In a message dated 7/16/98 6:01:49 AM Eastern Daylight Time, email@example.com writes:
> Coelurosauridae are of my
> knowledge know through out the Mesozoic period in much casses this are nomia
> dubia but there are also descriptions of some specimens of coelurosauria
> the Jurassic and even one from the Late Triassic. There are as example
> Podokesaurus holykensis from the Early Jurassic and Lukousaurus yini from
> Triassic Late/ Early Jurassic period. The therizinosauridae however are
> know from the Cretaceous period so maybe if this is a therizinosaurid from
> the Early Jurassic (Hettangian?) it could by the oldest therizinosaurid

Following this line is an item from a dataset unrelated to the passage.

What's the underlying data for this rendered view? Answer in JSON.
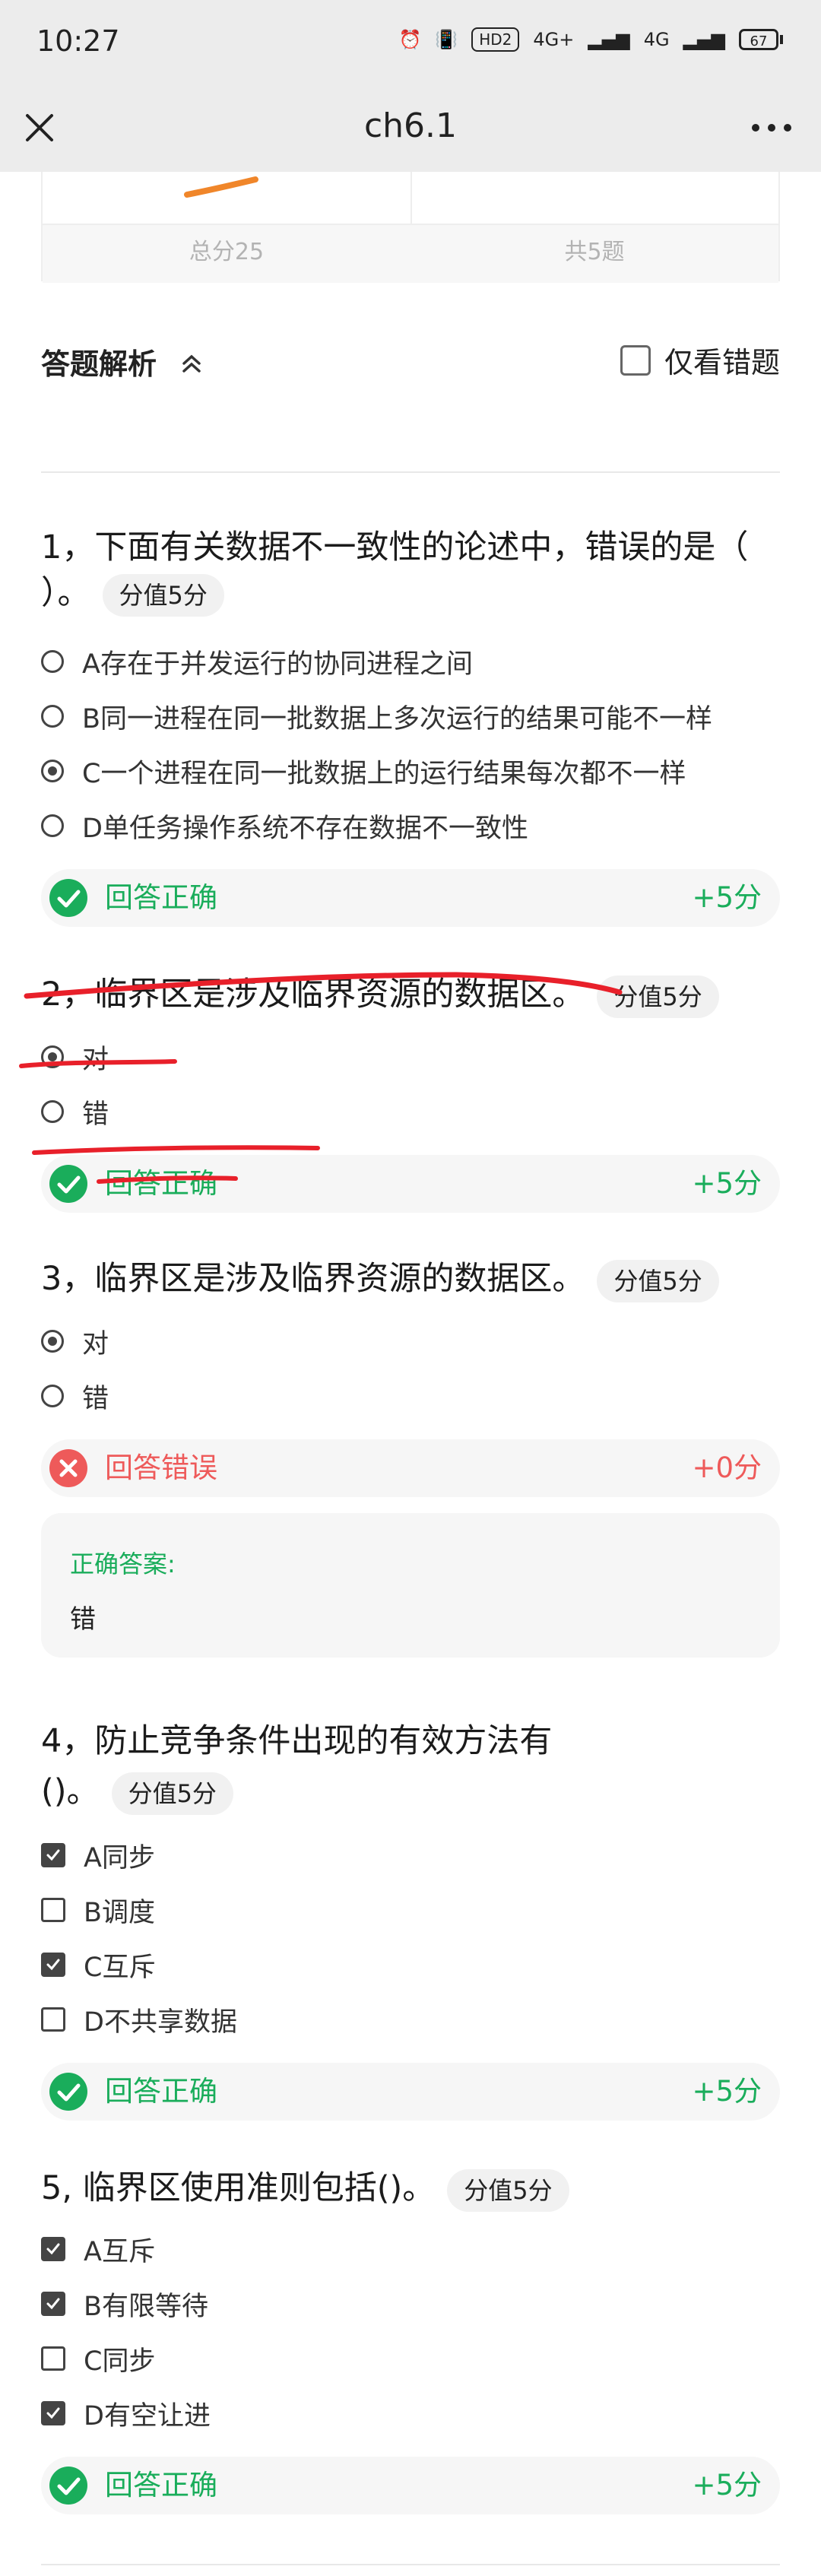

> but surtenly not the oldest coelurosaurid.
>From the paper:
"The Lower Lufeng Formation was initially thought to have been formed
in the Late Triassic but it is now widely accepted to be of Early Jurassic
origin on the basis of the invertebrate (such as costracod, pelecypod
and gastropod) and vertebrate (for example, prosauropod and the
tritylodontid Bienotherium) fossils it contains."
"Previously, the oldest definitive records of Coelurosauria were
Ornitholestes and Coelurus from the Late Jurassic Morrison Formation
and Compsognathus from the Late Jurassic of Germany and France.
The oldest of these specimens are from beds correlated with the
Kimmeridgean marine stage. Isolated teeth tentatively identified as
dromaeosaurid have been found in Middle Jurassic deposits. The Late
Triassic Protoavis texensis may also belong to this group, but questions
have been raised about the association and interpretation of the material.
The new specimen is therefore the oldest fossil definitively referable to
Coelurosauria, extending the record of this group back by roughly 30
"The presence of a non-avian coelurosaurian in the Early Jurassic
indicates that by the Late Jurassic the major clades of this group
must have already diverged, well before Archaeopteryx appears in
the fossil record."